Though they appeared to have discontinued this product earlier this month after several savvy bloggers spotted it on shelves and launched several petitions to discourage the use of products that perpetuate negative stereotypes of certain breeds, it’s clear the damage has been done.

But the problem isn’t just that the product has a snarling cartoon-like pit bull depicted on its tacky plastic packaging and that it succeeds in associating the notion of canine aggression with a certain breed of dog. That’s offensive enough. That is, if you happen to know that thousands of innocent dogs die every year because their breed has been overhyped via toothy caricatures like this one so that legions of brainless thugs can prove they’re dumb enough to pay for the privilege of keeping an animal the average person is too stupid to understand aren’t innately more dangerous than the average under-socialized large breed shelter mutt.

No, that’s not the dilemma I refer to.

Enter Bruce Silverman, fellow University of Pennsylvania veterinarian and occasional veterinary writer (one of the few, the proud, the opinionated), who received a punishing dose of Pit Bull Defense after treating a patient who’d been sprayed with it.

After doing his best to treat his patient’s physical symptoms and manage his patient’s presumably ample pain, he made the mistake of going back to work –– without gloves –– and later shared his significant misfortune on his personal Facebook page (which I happen to follow).

You see, as I once learned after treating a placid English bulldog who almost died after being pepper sprayed (by a surprised UPS carrier who felt really, really bad about it and rushed the dog to the ER where I was working), this product is NOT harmless. Dogs –– and people! ­­–– do die after being pepper-sprayed. In fact, I learned all about the need to wear gloves in these cases just like Dr. Silverman did: the hard way.

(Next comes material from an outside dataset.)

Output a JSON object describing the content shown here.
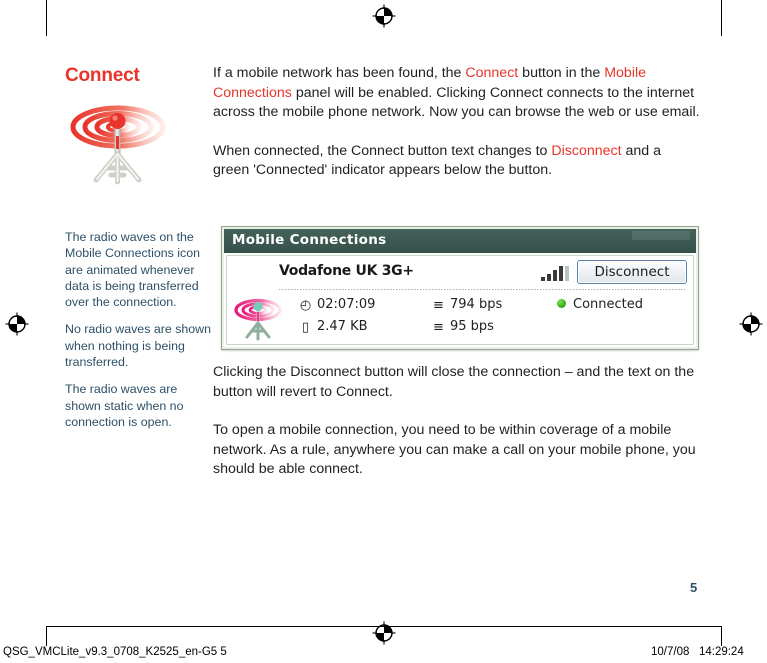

But let me be plain about it: What worries me most about the marketing of products like this one to people who are afraid of dogs or work in dog unfriendly situations (e.g., mail carriers, meter readers, and their ilk) is not that veterinarians like Dr. Silverman and myself will have a hard day (and very hard night, in my case) after being secondarily exposed to products like this. It’s that –– in my experience –– it’s a rare case in which the pepper spray action was justified in the first place.

Not to minimize or misrepresent the current debate currently underway at the highest levels of our government on the subject of gun control, but to my mind, encouraging the use of canine-protection products through targeted marketing strategies like Pit Bull Defense doesn’t help anyone –– much less their veterinarians.

Indeed, as someone on the front lines of this particular war on crime, my experience is that it’s only the innocent dogs –– along with their unsuspecting veterinarians –– that actually get hurt in the end.